What the task requires = Report every line in the listing below where the string "this" shows up.

══ Data shown ══

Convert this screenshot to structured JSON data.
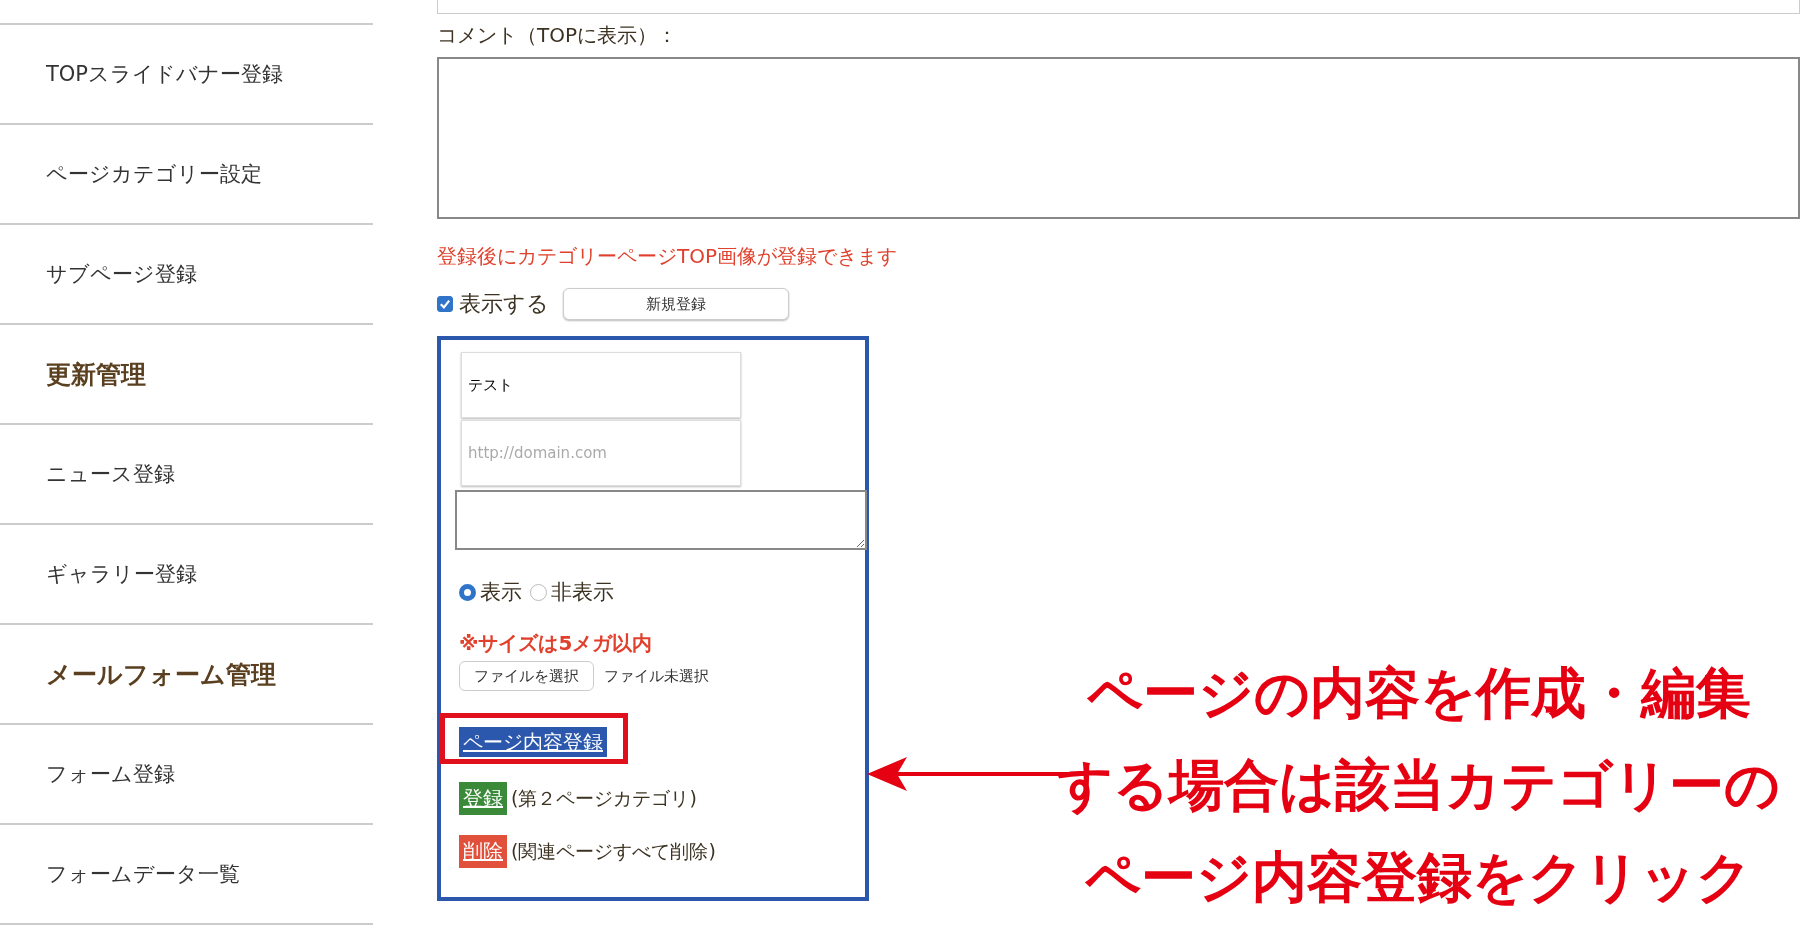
{
  "sidebar": {
    "items": [
      {
        "kind": "link",
        "label": "TOPスライドバナー登録"
      },
      {
        "kind": "link",
        "label": "ページカテゴリー設定"
      },
      {
        "kind": "link",
        "label": "サブページ登録"
      },
      {
        "kind": "heading",
        "label": "更新管理"
      },
      {
        "kind": "link",
        "label": "ニュース登録"
      },
      {
        "kind": "link",
        "label": "ギャラリー登録"
      },
      {
        "kind": "heading",
        "label": "メールフォーム管理"
      },
      {
        "kind": "link",
        "label": "フォーム登録"
      },
      {
        "kind": "link",
        "label": "フォームデータ一覧"
      }
    ]
  },
  "form": {
    "comment_label": "コメント（TOPに表示）：",
    "note": "登録後にカテゴリーページTOP画像が登録できます",
    "show_checkbox": {
      "label": "表示する",
      "checked": true
    },
    "new_button": "新規登録"
  },
  "category": {
    "name_value": "テスト",
    "url_placeholder": "http://domain.com",
    "visibility": [
      {
        "label": "表示",
        "selected": true
      },
      {
        "label": "非表示",
        "selected": false
      }
    ],
    "size_note": "※サイズは5メガ以内",
    "file_button": "ファイルを選択",
    "file_status": "ファイル未選択",
    "actions": [
      {
        "kind": "content",
        "label": "ページ内容登録",
        "highlighted": true
      },
      {
        "kind": "register",
        "label": "登録",
        "note": "(第２ページカテゴリ)"
      },
      {
        "kind": "delete",
        "label": "削除",
        "note": "(関連ページすべて削除)"
      }
    ]
  },
  "annotation": {
    "lines": [
      "ページの内容を作成・編集",
      "する場合は該当カテゴリーの",
      "ページ内容登録をクリック"
    ]
  }
}
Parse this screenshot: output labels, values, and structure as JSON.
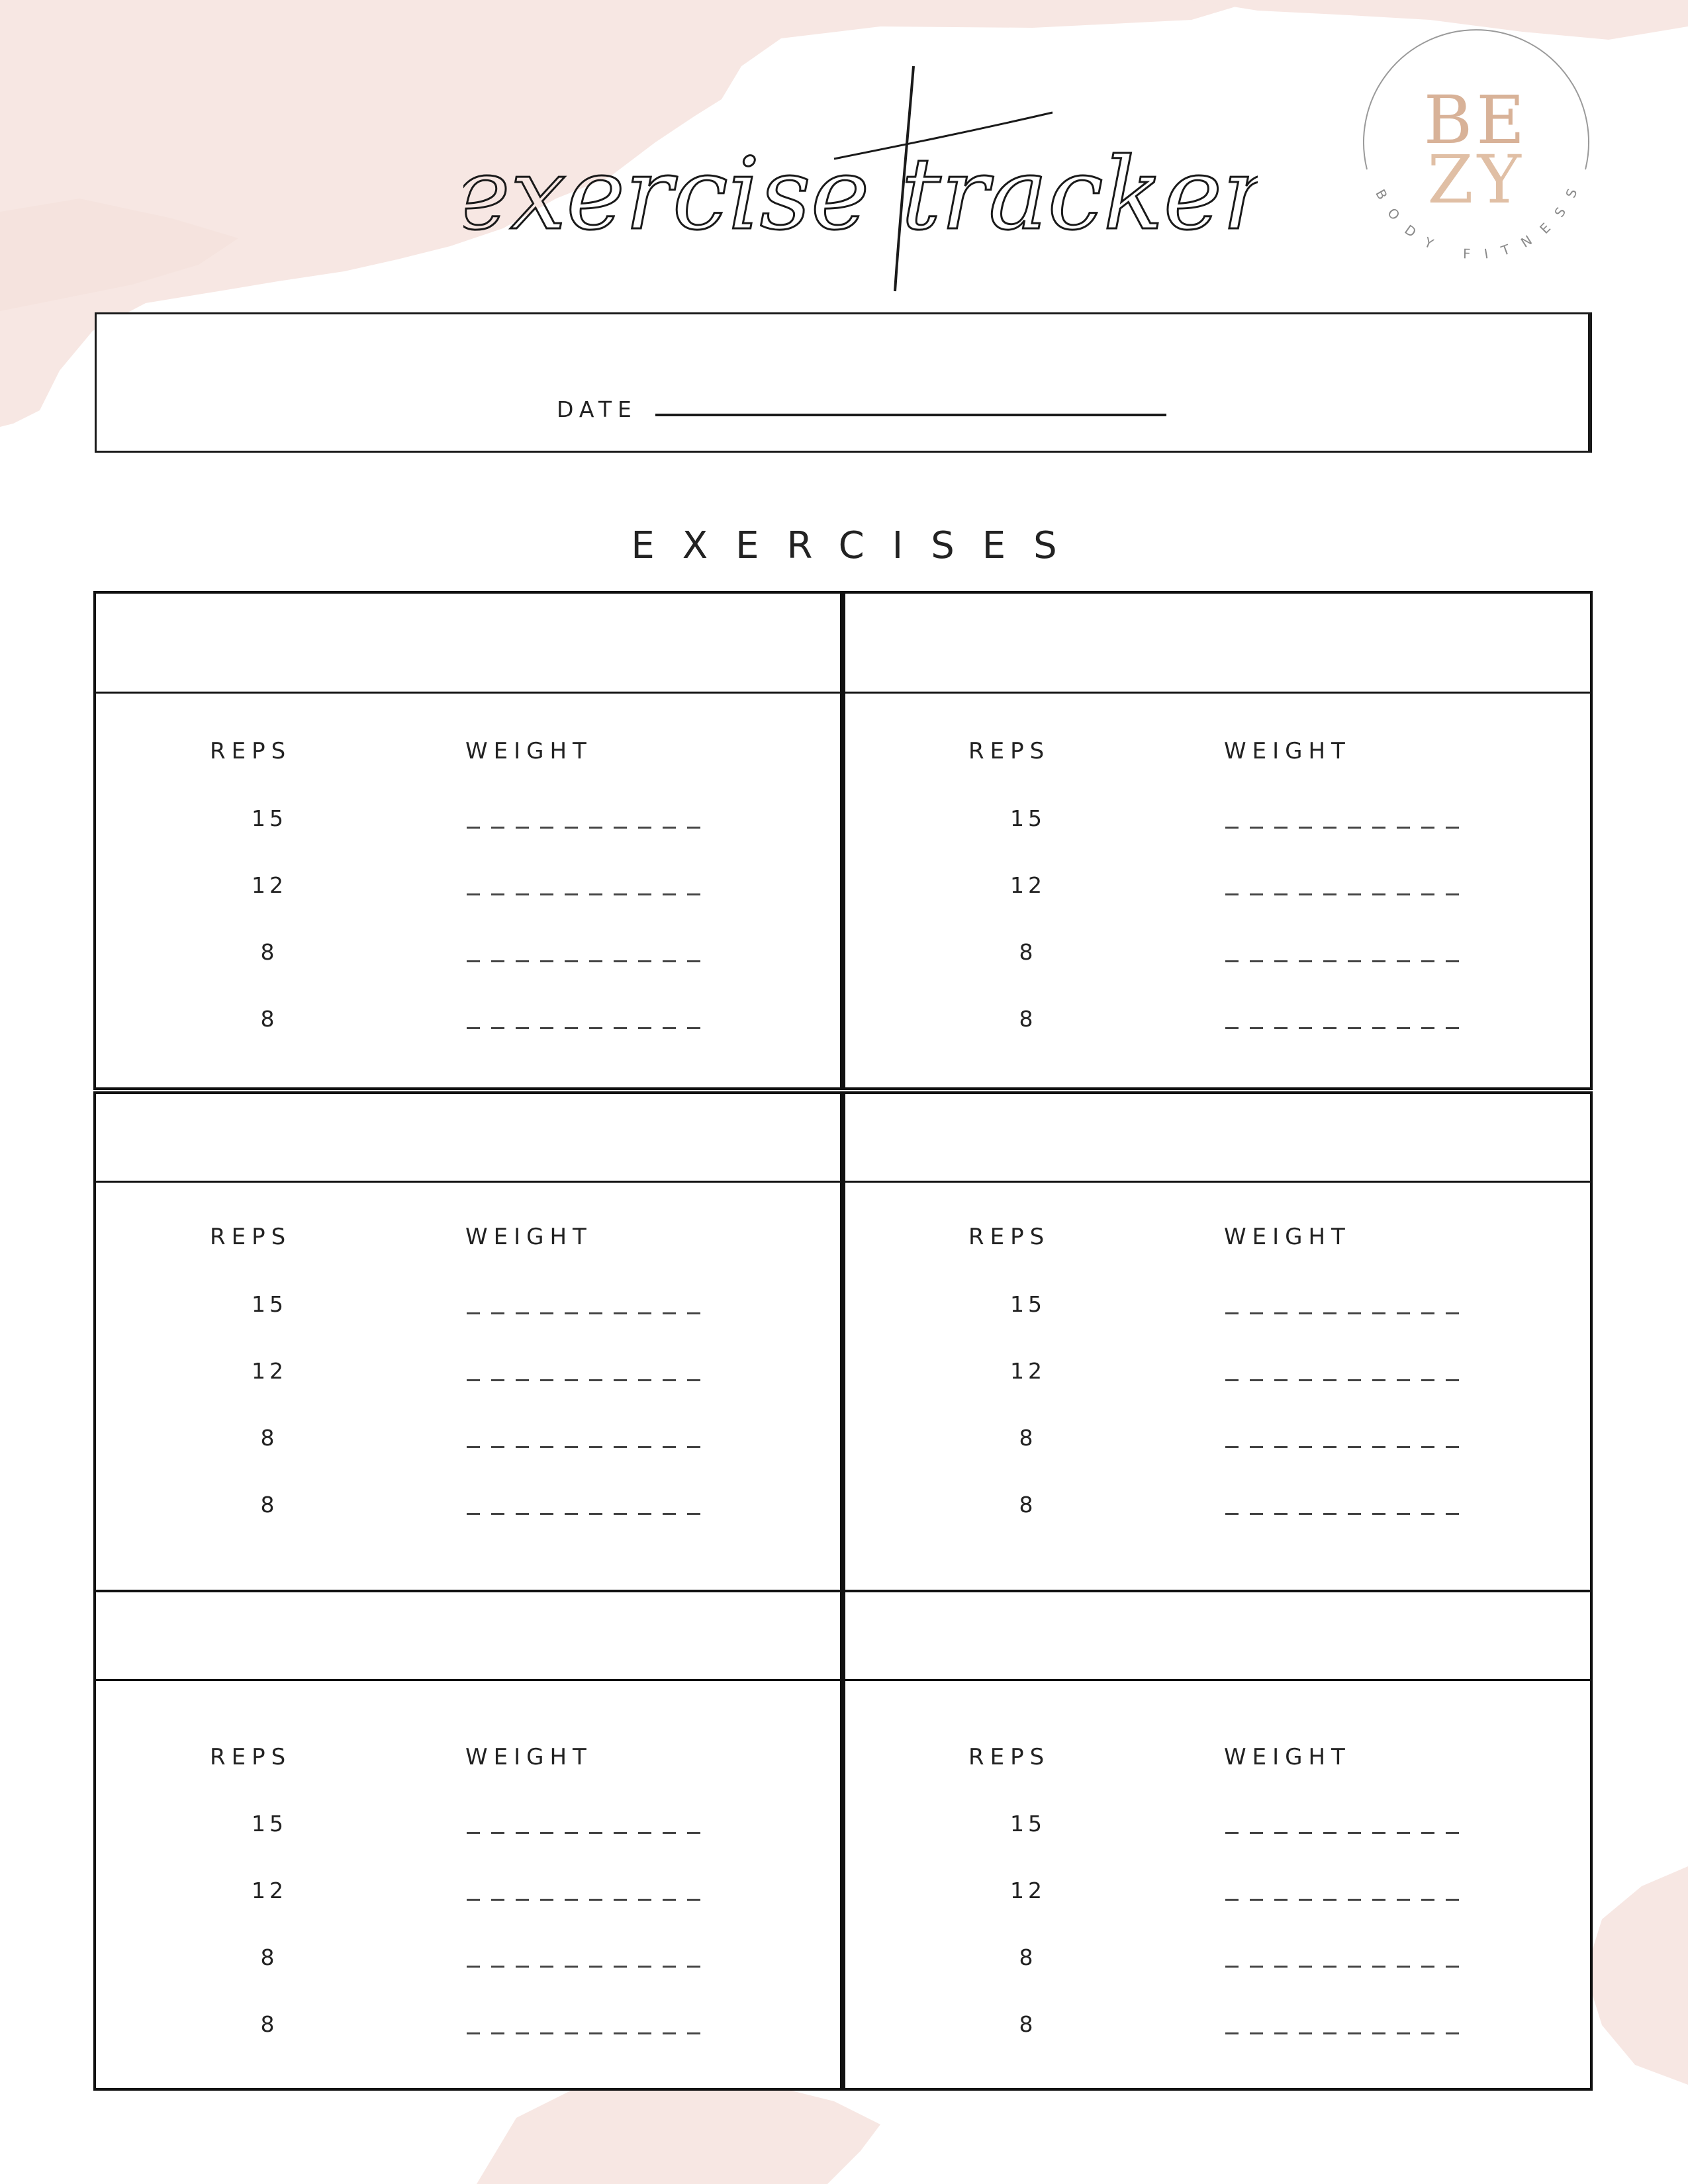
{
  "page": {
    "title": "exercise tracker",
    "logo": {
      "line1": "BE",
      "line2": "ZY",
      "ring_text": "BODY FITNESS"
    },
    "colors": {
      "wash": "#f6e6e2",
      "ink": "#1a1a1a",
      "logo_gold": "#d8b298"
    }
  },
  "date_section": {
    "label": "DATE"
  },
  "exercises": {
    "heading": "EXERCISES",
    "cards": [
      {
        "reps_header": "REPS",
        "weight_header": "WEIGHT",
        "rows": [
          {
            "reps": "15"
          },
          {
            "reps": "12"
          },
          {
            "reps": "8"
          },
          {
            "reps": "8"
          }
        ]
      },
      {
        "reps_header": "REPS",
        "weight_header": "WEIGHT",
        "rows": [
          {
            "reps": "15"
          },
          {
            "reps": "12"
          },
          {
            "reps": "8"
          },
          {
            "reps": "8"
          }
        ]
      },
      {
        "reps_header": "REPS",
        "weight_header": "WEIGHT",
        "rows": [
          {
            "reps": "15"
          },
          {
            "reps": "12"
          },
          {
            "reps": "8"
          },
          {
            "reps": "8"
          }
        ]
      },
      {
        "reps_header": "REPS",
        "weight_header": "WEIGHT",
        "rows": [
          {
            "reps": "15"
          },
          {
            "reps": "12"
          },
          {
            "reps": "8"
          },
          {
            "reps": "8"
          }
        ]
      },
      {
        "reps_header": "REPS",
        "weight_header": "WEIGHT",
        "rows": [
          {
            "reps": "15"
          },
          {
            "reps": "12"
          },
          {
            "reps": "8"
          },
          {
            "reps": "8"
          }
        ]
      },
      {
        "reps_header": "REPS",
        "weight_header": "WEIGHT",
        "rows": [
          {
            "reps": "15"
          },
          {
            "reps": "12"
          },
          {
            "reps": "8"
          },
          {
            "reps": "8"
          }
        ]
      }
    ]
  }
}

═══

Answer for the task =
Convert this screenshot to structured JSON data.
Parse this screenshot: output labels, values, and structure as JSON.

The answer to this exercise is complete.